The moon is waning. The morning stars are Mars, Mercury, Saturn and Venus. The evening stars are Jupiter, Neptune and Uranus.
Those born on this date are under the sign of Aquarius. They include Austrian physicist Ernst Mach in 1838; stained glass artist Louis Comfort Tiffany in 1848; Italian automaker Enzo Ferrari in 1898; actors Jack Palance in 1919 and George Kennedy in 1925 (age 89); game show host Bill Cullen in 1920; author and magazine editor Helen Gurley Brown in 1922; novelists Len Deighton in 1929 (age 85), Toni Morrison in 1931 (age 83) and Jean M. Auel in 1936 (age 78); cartoonists Gahan Wilson in 1930 (age 84) and Johnny Hart in 1931; filmmaker Milos Forman in 1932 (age 82); Yoko Ono, wife of John Lennon, in 1933 (age 81); actors Cybill Shepherd in 1950 (age 64) and John Travolta in 1954 (age 60); film director John Hughes in 1950; game show icon Vanna White in 1957 (age 57); actors Greta Scacchi in 1960 (age 54), Matt Dillon in 1964 (age 50) and Molly Ringwald in 1968 (age 46); and rapper and record producer Dr. Dre, born Andre Romelle Young, in 1965 (age 49).
On this date in history:
In 1841, the first filibuster in the U.S. Senate began. (It ended March 11.)
In 1856, The American Party, also known as the "Know-Nothing Party," nominated its first presidential candidate, former U.S. President Millard Fillmore, but, he carried only Maryland and the party soon vanished.
In 1865, after a long Civil War siege, Union naval forces captured Charleston, S.C.
In 1884, "Adventures of Huckleberry Finn" by Mark Twain was published.
In 1930, the planet Pluto was discovered by astronomer Clyde Tombaugh.
In 1954, the Church of Scientology was established in Los Angeles.
In 1967, J. Robert Oppenheimer, the "father of the atomic bomb," died in Princeton, N.J., at the age of 62.
In 1979, Snow fell in the Sahara Desert in southern Algeria for the first known time.
In 2001, Dale Earnhardt Sr., stock-car racing's top driver, was killed in a crash in the final turn of the final lap of the Daytona 500. He was 49.
In 2003, about 200 people died in a South Korea subway fire set by a man authorities said apparently was upset at his doctors.
In 2004, 40 chemical and fuel-laden runaway rail cars derailed in northeastern Iran, producing an explosion that killed at least 265 people.
In 2006, 16 people died in rioting in Nigeria over published cartoons of the Prophet Muhammad that enraged Muslims around the world.
In 2008, two of four masterpieces stolen from the Zurich museum a week earlier, a Monet and a van Gogh, were found in perfect condition in the back seat of an unlocked car in Zurich.

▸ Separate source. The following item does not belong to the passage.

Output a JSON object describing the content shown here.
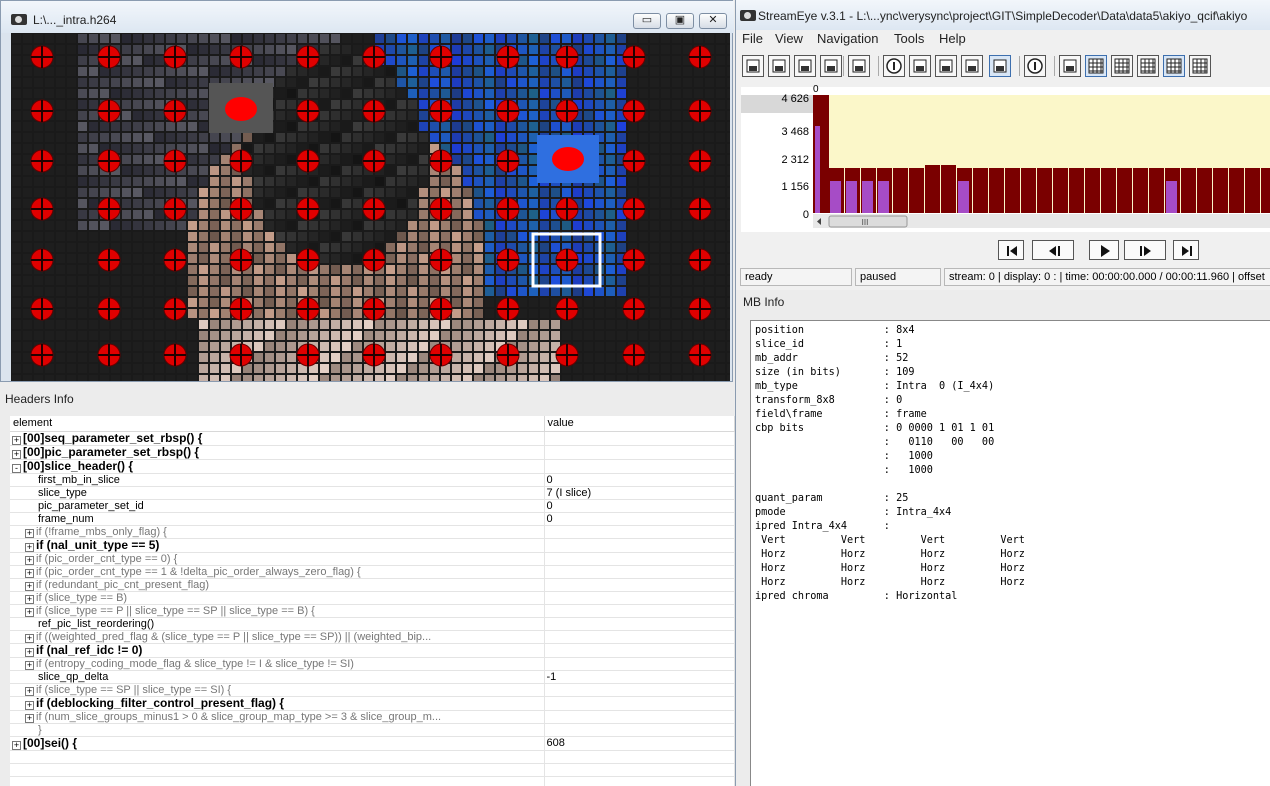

In 2010, a man crashed his light plane into an office of the Internal Revenue Service in Austin, Texas, killing himself and two others. Authorities said he apparently held a grudge against the U.S. government and its tax system.
In 2013, Jerry Buss, who owned the Los Angeles Lakers for more than 30 years, during which they won 10 NBA championships, died after a long fight against cancer. He was 80.
A thought for the day: "A right is not what someone gives you; it's what no one can take from you." -- Ramsey Clark